Jeepney, Caloocan City, Manila, Philippines
Thom Lang/Getty Images

A hundred bucks in the Philippines converts to about PHP (Philippine pesos) 5,250, giving you a fair bit of leeway in this affordable tourist destination.

Five thousand PHP is enough for two or three nights in a three-star private hotel in the capital; you'll get up to three weeks in a Philippines budget hotel on a single C-note's worth.

Local transportation is dirt-cheap, costing about PHP 8 for a short jeepney ride and PHP 25 for a reasonable ride on the MRT in the Philippines' capital Manila. As the Philippines is an archipelago, domestic travel leans heavily on flights, so set aside a chunk of your budget to buy airplane tickets (pro tip: plan ahead for seat sales with budget airlines to keep flying costs down).

Food in the Philippines can cost as low as PHP 60 for a rice-and-meat meal in a “carinderia” (open-air eatery) and about PHP 150-200 for a meal in an air-conditioned restaurant. Expect to do plenty of drinking in beer-happy Philippines, with a bottle of beer going for as low as PHP 40 a bottle.
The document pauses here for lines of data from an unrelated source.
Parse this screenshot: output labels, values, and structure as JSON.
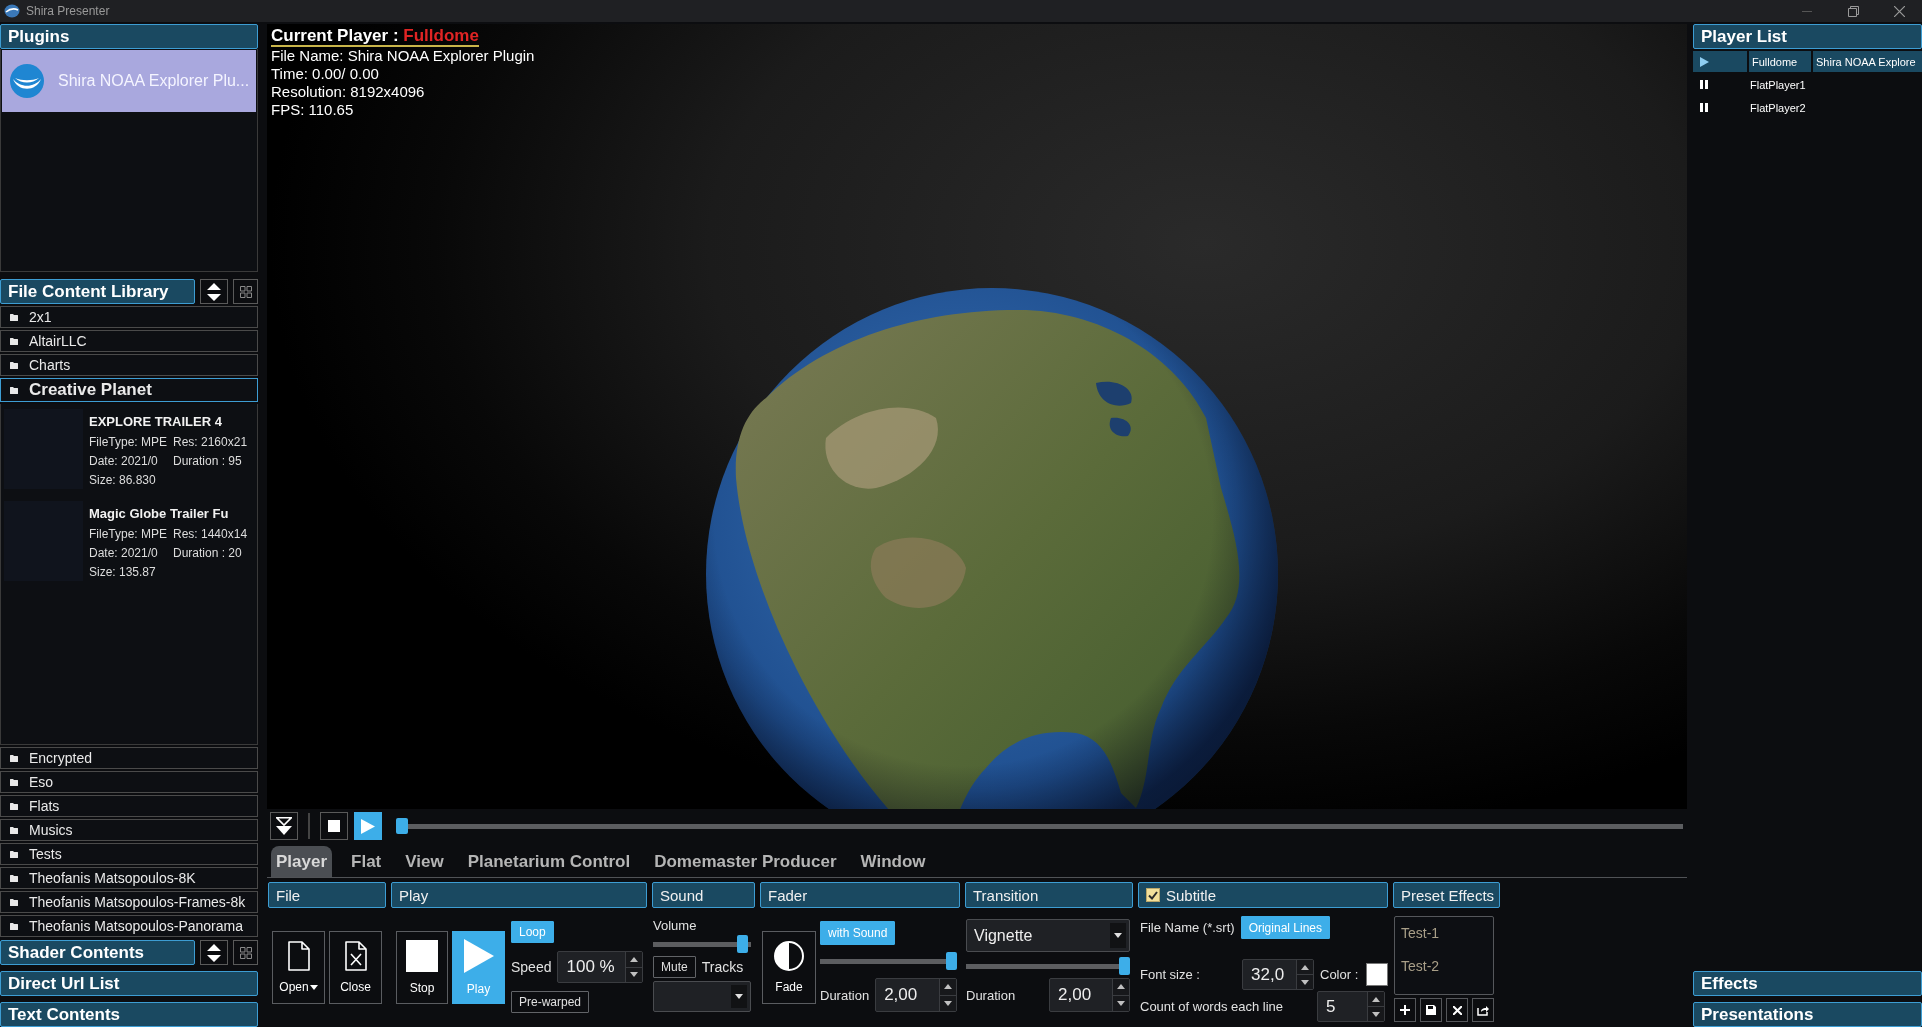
{
  "window": {
    "title": "Shira Presenter"
  },
  "plugins": {
    "title": "Plugins",
    "items": [
      {
        "label": "Shira NOAA Explorer Plu...",
        "selected": true
      }
    ]
  },
  "library": {
    "title": "File Content Library",
    "folders": [
      {
        "name": "2x1",
        "expanded": false
      },
      {
        "name": "AltairLLC",
        "expanded": false
      },
      {
        "name": "Charts",
        "expanded": false
      },
      {
        "name": "Creative Planet",
        "expanded": true,
        "children": [
          {
            "title": "EXPLORE TRAILER 4",
            "file_type": "FileType: MPE",
            "res": "Res: 2160x21",
            "date": "Date: 2021/0",
            "duration": "Duration : 95",
            "size": "Size: 86.830"
          },
          {
            "title": "Magic Globe Trailer Fu",
            "file_type": "FileType: MPE",
            "res": "Res: 1440x14",
            "date": "Date: 2021/0",
            "duration": "Duration : 20",
            "size": "Size: 135.87"
          }
        ]
      },
      {
        "name": "Encrypted",
        "expanded": false
      },
      {
        "name": "Eso",
        "expanded": false
      },
      {
        "name": "Flats",
        "expanded": false
      },
      {
        "name": "Musics",
        "expanded": false
      },
      {
        "name": "Tests",
        "expanded": false
      },
      {
        "name": "Theofanis Matsopoulos-8K",
        "expanded": false
      },
      {
        "name": "Theofanis Matsopoulos-Frames-8k",
        "expanded": false
      },
      {
        "name": "Theofanis Matsopoulos-Panorama",
        "expanded": false
      }
    ]
  },
  "shader_contents": {
    "title": "Shader Contents"
  },
  "direct_url_list": {
    "title": "Direct Url List"
  },
  "text_contents": {
    "title": "Text Contents"
  },
  "viewer": {
    "current_player_label": "Current Player :",
    "current_player": "Fulldome",
    "lines": [
      "File Name: Shira NOAA Explorer Plugin",
      "Time: 0.00/ 0.00",
      "Resolution: 8192x4096",
      "FPS: 110.65"
    ]
  },
  "transport": {
    "buttons": [
      {
        "kind": "collapse",
        "active": false
      },
      {
        "kind": "stop",
        "active": false
      },
      {
        "kind": "play",
        "active": true
      }
    ],
    "position": {
      "level": 0
    }
  },
  "tabs": [
    {
      "label": "Player",
      "selected": true
    },
    {
      "label": "Flat",
      "selected": false
    },
    {
      "label": "View",
      "selected": false
    },
    {
      "label": "Planetarium Control",
      "selected": false
    },
    {
      "label": "Domemaster Producer",
      "selected": false
    },
    {
      "label": "Window",
      "selected": false
    }
  ],
  "file_group": {
    "title": "File",
    "buttons": [
      {
        "kind": "open",
        "label": "Open"
      },
      {
        "kind": "close",
        "label": "Close"
      }
    ]
  },
  "play_group": {
    "title": "Play",
    "buttons": [
      {
        "kind": "stop",
        "label": "Stop",
        "active": false
      },
      {
        "kind": "play",
        "label": "Play",
        "active": true
      }
    ],
    "loop": {
      "label": "Loop",
      "on": true
    },
    "speed": {
      "label": "Speed",
      "value": "100 %"
    },
    "prewarped": {
      "label": "Pre-warped",
      "on": false
    }
  },
  "sound_group": {
    "title": "Sound",
    "volume": {
      "label": "Volume",
      "level": 0.96
    },
    "mute": {
      "label": "Mute",
      "on": false
    },
    "tracks": {
      "label": "Tracks"
    }
  },
  "fader_group": {
    "title": "Fader",
    "fade": {
      "label": "Fade"
    },
    "with_sound": {
      "label": "with Sound",
      "on": true
    },
    "slider": {
      "level": 1
    },
    "duration": {
      "label": "Duration",
      "value": "2,00"
    }
  },
  "transition_group": {
    "title": "Transition",
    "effect": {
      "value": "Vignette"
    },
    "slider": {
      "level": 1
    },
    "duration": {
      "label": "Duration",
      "value": "2,00"
    }
  },
  "subtitle_group": {
    "title": "Subtitle",
    "checked": true,
    "file_name_label": "File Name (*.srt)",
    "original_lines": {
      "label": "Original Lines",
      "on": true
    },
    "font_size": {
      "label": "Font size :",
      "value": "32,0"
    },
    "color": {
      "label": "Color :",
      "color": "#ffffff"
    },
    "words_per_line": {
      "label": "Count of words each line",
      "value": "5"
    }
  },
  "preset_effects_group": {
    "title": "Preset Effects",
    "items": [
      {
        "label": "Test-1",
        "selected": false
      },
      {
        "label": "Test-2",
        "selected": false
      }
    ],
    "actions": [
      {
        "kind": "add"
      },
      {
        "kind": "save"
      },
      {
        "kind": "delete"
      },
      {
        "kind": "export"
      }
    ]
  },
  "player_list": {
    "title": "Player List",
    "players": [
      {
        "playing": true,
        "name": "Fulldome",
        "plugin": "Shira NOAA Explore",
        "selected": true
      },
      {
        "playing": false,
        "name": "FlatPlayer1",
        "selected": false
      },
      {
        "playing": false,
        "name": "FlatPlayer2",
        "selected": false
      }
    ]
  },
  "effects": {
    "title": "Effects"
  },
  "presentations": {
    "title": "Presentations"
  }
}
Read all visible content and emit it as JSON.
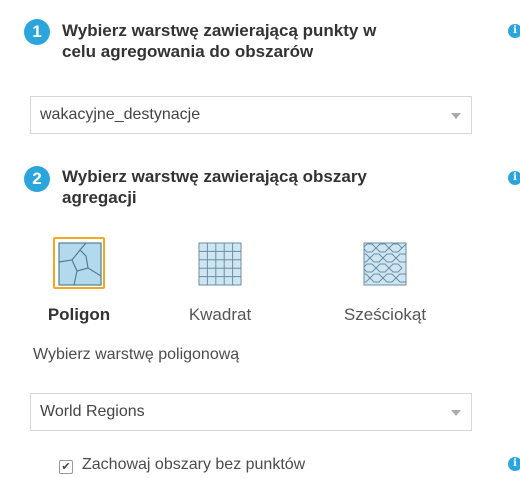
{
  "step1": {
    "number": "1",
    "title_line1": "Wybierz warstwę zawierającą punkty w",
    "title_line2": "celu agregowania do obszarów",
    "select_value": "wakacyjne_destynacje"
  },
  "step2": {
    "number": "2",
    "title_line1": "Wybierz warstwę zawierającą obszary",
    "title_line2": "agregacji",
    "shapes": [
      {
        "label": "Poligon",
        "icon": "polygon-icon",
        "selected": true
      },
      {
        "label": "Kwadrat",
        "icon": "square-grid-icon",
        "selected": false
      },
      {
        "label": "Sześciokąt",
        "icon": "hexagon-grid-icon",
        "selected": false
      }
    ],
    "layer_prompt": "Wybierz warstwę poligonową",
    "select_value": "World Regions",
    "checkbox_label": "Zachowaj obszary bez punktów",
    "checkbox_checked": true
  },
  "icons": {
    "info": "info-icon",
    "check": "✔"
  },
  "colors": {
    "accent": "#2ba5dc",
    "selected_border": "#f5a623",
    "polygon_fill": "#b3d9ec",
    "grid_fill": "#cfe6f2"
  }
}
In the Philippines, USD $100 Can Get You:

  • 2-3 nights' stay in a three-star Cebu or Manila hotel
  • 1-3 one-way trips on a Philippines budget air carrier
  • 100-150 Filipino beers
  • 30-40 budget Filipino meals
07 of 08

What USD $100 Buys in Cambodia

Cambodia, Siem Reap, Angkor Wat, driving tuk tuk
Westend61/Getty Images

You'll stuff your wallet full with $100 worth of Cambodian riel (KHR) – about 400,000 at last count. And that will take you very far, considering Cambodia's reputation as one of the cheapest countries to visit in Southeast Asia.

Entry passes to Angkor Wat may end up as the biggest item in your budget — everything else is cheap relative to the rest of the region. Even in heavily touristed Siem Reap, you can spend as little as $5 for a bunk in a hostel dorm and $20 for a full days' tour with a tuk tuk and driver.

For transportation between cities, VIP bus lines can cost between USD $8-16 depending on the distance covered.

Food, though, can be more expensive than you'd expect; there aren't many street food options in Siem Reap, but plenty of restaurants to go around. As tourists, you'll end up spending around $4-10 per meal.  

In Cambodia, USD $100 Can Get You:

  • 5-8 day-long tuk-tuk tours
  • 15-18 nights in a budget hotel, or 5-8 nights in a three-star accommodation in Siem Reap
  • 10-18 mid-priced restaurant meals
08 of 08

What USD $100 buys you in Laos

Tourists browsing indigo-dyed cloth in Night Market, Luang Prabang

Mike Aquino

Laos is one of Southeast Asia’s less prosperous countries – but the upside is, your $100 goes a long, long way here. Your C-note converts into 850,000 Lao Kip (LAK) – which is a lot by local standards. You can spend as low as $10 a day (for backpackers) to about $50 a day (if you want to travel comfortably) – and even on the low end, you’ll still get plenty out of your trip!

Even touristy destinations like Luang Prabang and Vang Vieng can be positively affordable for budget travelers. Lao food served outside of Luang Prabang’s main peninsula might cost no more than 10,000-30,000 LAK ($1.25-$3.75), but expect to pay about 30,000-60,000 LAK ($3.75-$7.50) for the same meal in the UNESCO Heritage Area.

Accommodations around backpacker areas like Pakse and Vang Vieng can go for as low as 20,000-60,000 LAK ($3.75-$7.50) for non-airconditioned rooms. Luang Prabang accommodations can be surprisingly pricey, with newer boutique hotels approaching the same prices as you’d find in Thailand resort towns.

Finally, real value travelers use the bus for their point-to-point travel; the overnight bus between Vientiane and Luang Prabang will cost only about 80,000-120,000 LAK (about $10-$15), a bargain compared to the same flight route that connects both cities!

In Laos, USD $100 Can Get You:

  • About 80 rice + meat meals from a street stall; 30-40 restaurant-level Lao food meals
  • 100 cans of Beerlao
  • Three to five nights in a three-star Luang Prabang heritage hotel